Dasheria Barksdale tried to leave him, but he came back and killed her, her friends say.
The time when someone tries to leave their abusive partner can be the most dangerous, a manager at a Washington, D.C. domestic violence shelter said Friday, in the wake of at least three devastating attacks on women in the region this month.
If you are ready to leave an abusive partner, you need a specific, detailed "safety plan," Chandra Robinson of My Sister's Place and other experts say.
“Nothing guarantees, but you stand a better chance towards safety when you have a safety plan,” Robinson said. “Don’t try on your own. I think that’s the safest way."
The tiny details of this plan could help save your life.
“We advise how you should park in the driveway, just in case you have to run out and leave,” she said.
My Sister's Place staffers practices these safety plans again and again with their clients, who mostly are women.
It can take weeks or months to execute the plan. Here are some tips on how to start, from the domestic violence program in Arlington County, Virginia.
How to Develop a Safety Plan to Leave an Abusive Partner
• Contact a shelter or family violence hotline to speak with an advocate about what help is available to you.
• Keep money, clothes, important documents and an extra set of keys ready just in case you need to leave quickly. Store these in a safe place, like a friend’s house or in a spot your abuser won’t find.
• Plan an escape route.
• Determine what time of day is best to leave. For example, does your abuser work during the day or at night?
• If you have children, practice emergency drills with them. Teach them how to dial 911.
• Include any pets in your plan.
• If you have a protective order, carry it with you. You may want to make extra copies to give to your employer or school.
• Discuss a signal with your neighbors or coworkers that you can use to call for help.
• Be prepared to protect yourself. Leaving a partner can be dangerous.
Developing a safety plan may seem daunting. Don't be afraid to ask for help, Robinson said.
“The victim is doing a disservice to him or herself to take all of this on by themselves. You’ve done enough just being a victim,” she said.
Getting help with your plan from a professional is ideal, but family members, friends and coworkers who you trust also can help.
How to Get Help With Your Safety Plan at Work
• Find someone at work who you can talk to about your situation, such as a boss.
• Give a photo of your abuser and a description of their vehicle to a trusted coworker.
• Move your workspace to a safe area.
• Ask your supervisor about policies and procedures that address domestic violence.
Barksdale, the woman who Alexandria police say was killed by her boyfriend, was the third woman in the D.C. area who officials say was attacked by her partner this month. Her boyfriend, Melvin Williams, 23, put a knife to her throat early Thursday, police said.
"He was saying, 'I told you, it's 'til death do us part, it's 'til death do us part. I told you I'm gonna kill you,'" a friend who tried to save Barksdale told News4.

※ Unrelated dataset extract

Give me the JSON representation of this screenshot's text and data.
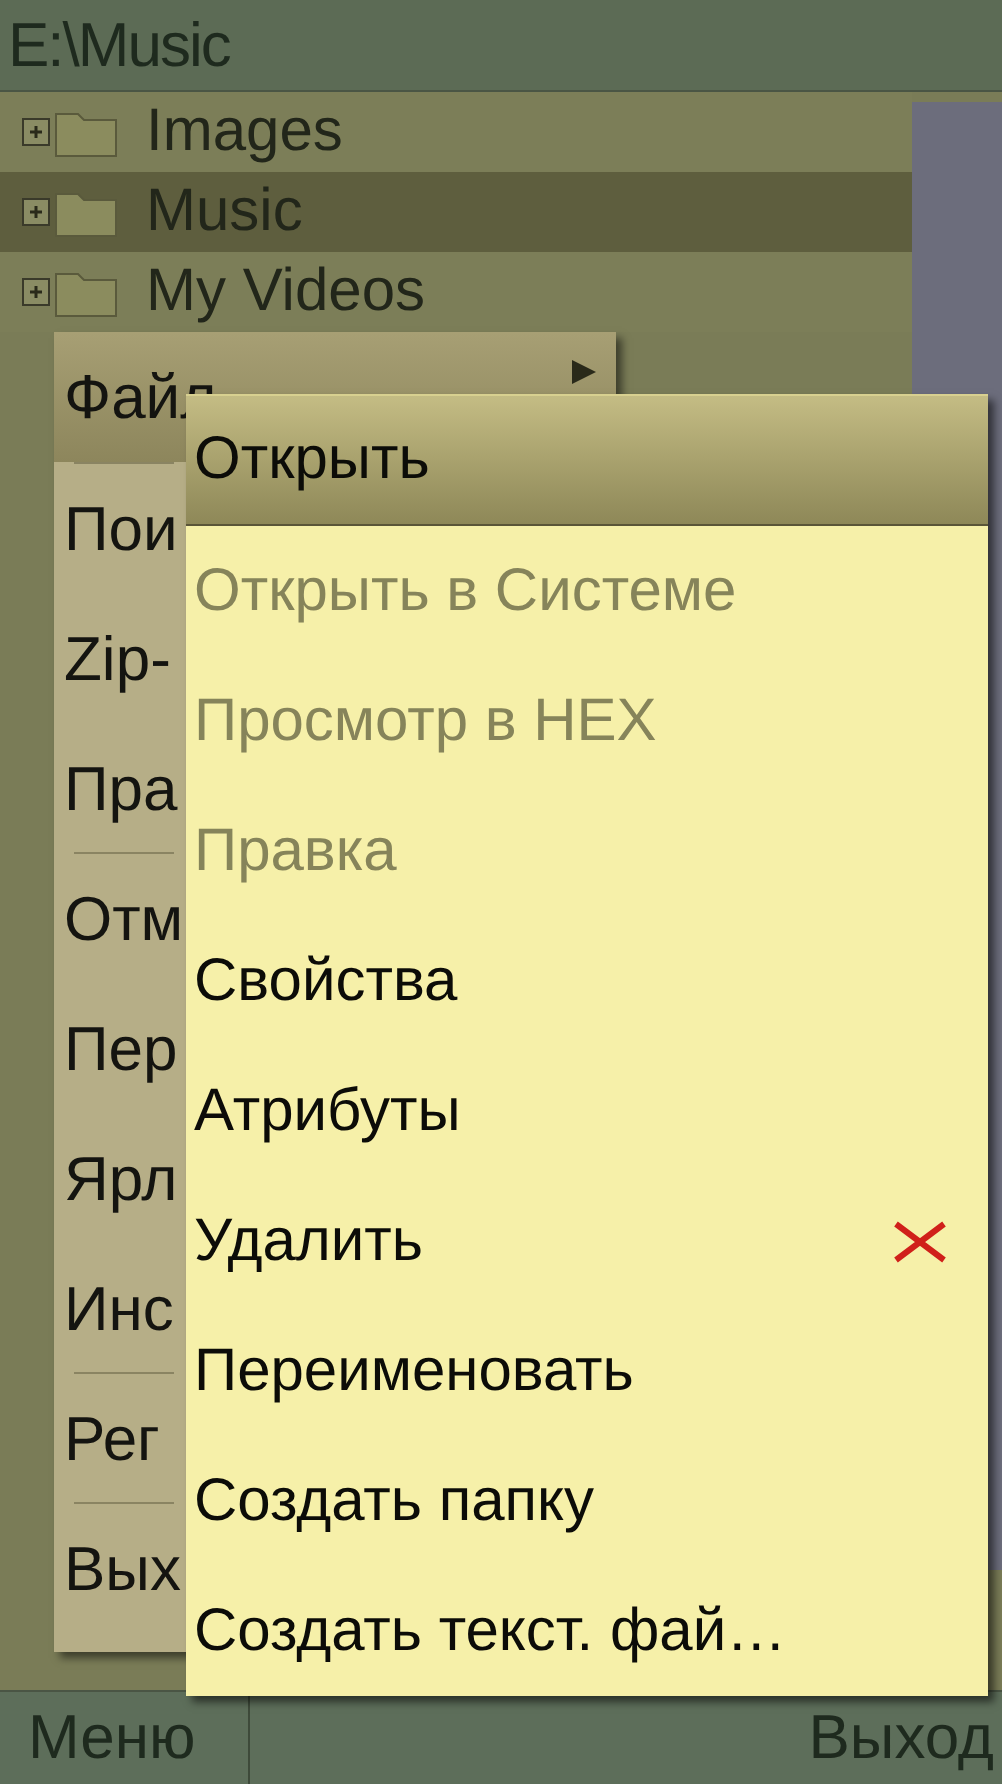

On Wednesday, the body of pregnant, missing high school teacher Laura Wallen was found in a shallow grave in Damascus, Maryland. Police say her boyfriend, Tyler Tessier, 32, shot her in the head and then said at news conference with her family that he was desperate to find her. Wallen was 31 and excited about her baby, her father said.
Days earlier, on Friday, Sept. 8, Andrea Grinage’s boyfriend set her on fire in Capitol Heights, Maryland, leaving her with critical burns and forcing her to deliver her baby seven weeks premature, police and her family said. Laquinn Phillips, 34, was charged with attempted murder.
Anyone -- regardless of their race, age, class or location -- can be a victim of abuse.
“This is why I call domestic violence an epidemic,” Robinson said.
One in 4 women and 1 in 7 men have suffered violence by a partner in their lifetime, the Centers for Disease Control and Prevention said in a national report published this year.
If you need help, My Sister's Place in D.C. can be reached at 202-529-2991. The National Domestic Violence Hotline can be reached at 800−799−7233; they provide resources no matter where you’re located.